* Work instruction *
Write the data below out again, with each line matching the original.

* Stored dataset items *

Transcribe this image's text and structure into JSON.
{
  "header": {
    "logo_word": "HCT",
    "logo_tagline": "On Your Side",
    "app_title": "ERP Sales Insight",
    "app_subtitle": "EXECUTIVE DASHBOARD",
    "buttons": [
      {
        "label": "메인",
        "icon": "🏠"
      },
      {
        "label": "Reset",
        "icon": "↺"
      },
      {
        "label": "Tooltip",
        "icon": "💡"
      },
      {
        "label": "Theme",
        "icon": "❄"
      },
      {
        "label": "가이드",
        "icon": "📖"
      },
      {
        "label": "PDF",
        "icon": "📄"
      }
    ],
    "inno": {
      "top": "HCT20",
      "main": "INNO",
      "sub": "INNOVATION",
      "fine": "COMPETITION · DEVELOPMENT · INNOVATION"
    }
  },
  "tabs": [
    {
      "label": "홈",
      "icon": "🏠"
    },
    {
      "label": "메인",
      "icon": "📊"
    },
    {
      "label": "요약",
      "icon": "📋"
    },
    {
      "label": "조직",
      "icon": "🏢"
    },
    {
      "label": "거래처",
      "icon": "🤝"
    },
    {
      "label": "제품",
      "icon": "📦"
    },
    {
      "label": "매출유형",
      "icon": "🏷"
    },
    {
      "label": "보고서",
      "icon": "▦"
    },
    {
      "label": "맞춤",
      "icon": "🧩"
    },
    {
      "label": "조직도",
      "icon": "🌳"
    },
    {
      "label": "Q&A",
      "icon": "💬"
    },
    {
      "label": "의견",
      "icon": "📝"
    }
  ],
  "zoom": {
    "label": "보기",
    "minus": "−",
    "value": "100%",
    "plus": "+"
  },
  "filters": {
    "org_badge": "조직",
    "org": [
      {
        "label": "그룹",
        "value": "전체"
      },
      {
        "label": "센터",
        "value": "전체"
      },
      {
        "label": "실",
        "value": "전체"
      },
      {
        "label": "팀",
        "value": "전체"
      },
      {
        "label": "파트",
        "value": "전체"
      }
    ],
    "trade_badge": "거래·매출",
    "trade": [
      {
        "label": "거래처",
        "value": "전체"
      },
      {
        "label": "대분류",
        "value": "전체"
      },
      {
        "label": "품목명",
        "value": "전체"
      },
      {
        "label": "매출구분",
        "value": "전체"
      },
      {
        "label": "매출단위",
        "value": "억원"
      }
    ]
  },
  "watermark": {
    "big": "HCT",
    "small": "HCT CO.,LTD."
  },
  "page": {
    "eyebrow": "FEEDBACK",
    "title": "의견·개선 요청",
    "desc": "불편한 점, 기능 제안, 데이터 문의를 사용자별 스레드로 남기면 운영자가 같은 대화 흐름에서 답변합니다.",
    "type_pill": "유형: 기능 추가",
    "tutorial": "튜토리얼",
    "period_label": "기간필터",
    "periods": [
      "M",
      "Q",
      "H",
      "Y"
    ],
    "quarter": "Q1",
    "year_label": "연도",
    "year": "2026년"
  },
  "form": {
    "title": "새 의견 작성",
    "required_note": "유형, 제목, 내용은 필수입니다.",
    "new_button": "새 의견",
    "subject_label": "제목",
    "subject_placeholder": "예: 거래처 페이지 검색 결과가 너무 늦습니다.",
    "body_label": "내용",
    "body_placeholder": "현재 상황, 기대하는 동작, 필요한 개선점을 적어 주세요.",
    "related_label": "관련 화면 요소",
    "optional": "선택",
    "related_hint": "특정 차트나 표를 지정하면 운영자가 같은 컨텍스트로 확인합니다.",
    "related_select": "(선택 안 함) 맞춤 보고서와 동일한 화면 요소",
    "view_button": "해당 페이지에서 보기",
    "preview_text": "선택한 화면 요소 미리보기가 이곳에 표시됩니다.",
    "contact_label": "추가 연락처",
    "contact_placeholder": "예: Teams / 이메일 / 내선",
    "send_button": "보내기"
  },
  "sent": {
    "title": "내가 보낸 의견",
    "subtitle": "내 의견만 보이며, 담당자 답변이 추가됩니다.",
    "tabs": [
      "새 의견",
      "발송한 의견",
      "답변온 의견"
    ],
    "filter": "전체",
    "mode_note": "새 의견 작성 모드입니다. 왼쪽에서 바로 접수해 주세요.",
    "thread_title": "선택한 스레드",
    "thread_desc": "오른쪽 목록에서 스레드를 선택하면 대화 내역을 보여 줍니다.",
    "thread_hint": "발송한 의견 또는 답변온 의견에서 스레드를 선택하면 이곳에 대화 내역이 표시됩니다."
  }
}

* Written answer *
Transcribe this image's text and structure into JSON.
{
  "header": {
    "logo_word": "HCT",
    "logo_tagline": "On Your Side",
    "app_title": "ERP Sales Insight",
    "app_subtitle": "EXECUTIVE DASHBOARD",
    "buttons": [
      {
        "label": "메인",
        "icon": "🏠"
      },
      {
        "label": "Reset",
        "icon": "↺"
      },
      {
        "label": "Tooltip",
        "icon": "💡"
      },
      {
        "label": "Theme",
        "icon": "❄"
      },
      {
        "label": "가이드",
        "icon": "📖"
      },
      {
        "label": "PDF",
        "icon": "📄"
      }
    ],
    "inno": {
      "top": "HCT20",
      "main": "INNO",
      "sub": "INNOVATION",
      "fine": "COMPETITION · DEVELOPMENT · INNOVATION"
    }
  },
  "tabs": [
    {
      "label": "홈",
      "icon": "🏠"
    },
    {
      "label": "메인",
      "icon": "📊"
    },
    {
      "label": "요약",
      "icon": "📋"
    },
    {
      "label": "조직",
      "icon": "🏢"
    },
    {
      "label": "거래처",
      "icon": "🤝"
    },
    {
      "label": "제품",
      "icon": "📦"
    },
    {
      "label": "매출유형",
      "icon": "🏷"
    },
    {
      "label": "보고서",
      "icon": "▦"
    },
    {
      "label": "맞춤",
      "icon": "🧩"
    },
    {
      "label": "조직도",
      "icon": "🌳"
    },
    {
      "label": "Q&A",
      "icon": "💬"
    },
    {
      "label": "의견",
      "icon": "📝"
    }
  ],
  "zoom": {
    "label": "보기",
    "minus": "−",
    "value": "100%",
    "plus": "+"
  },
  "filters": {
    "org_badge": "조직",
    "org": [
      {
        "label": "그룹",
        "value": "전체"
      },
      {
        "label": "센터",
        "value": "전체"
      },
      {
        "label": "실",
        "value": "전체"
      },
      {
        "label": "팀",
        "value": "전체"
      },
      {
        "label": "파트",
        "value": "전체"
      }
    ],
    "trade_badge": "거래·매출",
    "trade": [
      {
        "label": "거래처",
        "value": "전체"
      },
      {
        "label": "대분류",
        "value": "전체"
      },
      {
        "label": "품목명",
        "value": "전체"
      },
      {
        "label": "매출구분",
        "value": "전체"
      },
      {
        "label": "매출단위",
        "value": "억원"
      }
    ]
  },
  "watermark": {
    "big": "HCT",
    "small": "HCT CO.,LTD."
  },
  "page": {
    "eyebrow": "FEEDBACK",
    "title": "의견·개선 요청",
    "desc": "불편한 점, 기능 제안, 데이터 문의를 사용자별 스레드로 남기면 운영자가 같은 대화 흐름에서 답변합니다.",
    "type_pill": "유형: 기능 추가",
    "tutorial": "튜토리얼",
    "period_label": "기간필터",
    "periods": [
      "M",
      "Q",
      "H",
      "Y"
    ],
    "quarter": "Q1",
    "year_label": "연도",
    "year": "2026년"
  },
  "form": {
    "title": "새 의견 작성",
    "required_note": "유형, 제목, 내용은 필수입니다.",
    "new_button": "새 의견",
    "subject_label": "제목",
    "subject_placeholder": "예: 거래처 페이지 검색 결과가 너무 늦습니다.",
    "body_label": "내용",
    "body_placeholder": "현재 상황, 기대하는 동작, 필요한 개선점을 적어 주세요.",
    "related_label": "관련 화면 요소",
    "optional": "선택",
    "related_hint": "특정 차트나 표를 지정하면 운영자가 같은 컨텍스트로 확인합니다.",
    "related_select": "(선택 안 함) 맞춤 보고서와 동일한 화면 요소",
    "view_button": "해당 페이지에서 보기",
    "preview_text": "선택한 화면 요소 미리보기가 이곳에 표시됩니다.",
    "contact_label": "추가 연락처",
    "contact_placeholder": "예: Teams / 이메일 / 내선",
    "send_button": "보내기"
  },
  "sent": {
    "title": "내가 보낸 의견",
    "subtitle": "내 의견만 보이며, 담당자 답변이 추가됩니다.",
    "tabs": [
      "새 의견",
      "발송한 의견",
      "답변온 의견"
    ],
    "filter": "전체",
    "mode_note": "새 의견 작성 모드입니다. 왼쪽에서 바로 접수해 주세요.",
    "thread_title": "선택한 스레드",
    "thread_desc": "오른쪽 목록에서 스레드를 선택하면 대화 내역을 보여 줍니다.",
    "thread_hint": "발송한 의견 또는 답변온 의견에서 스레드를 선택하면 이곳에 대화 내역이 표시됩니다."
  }
}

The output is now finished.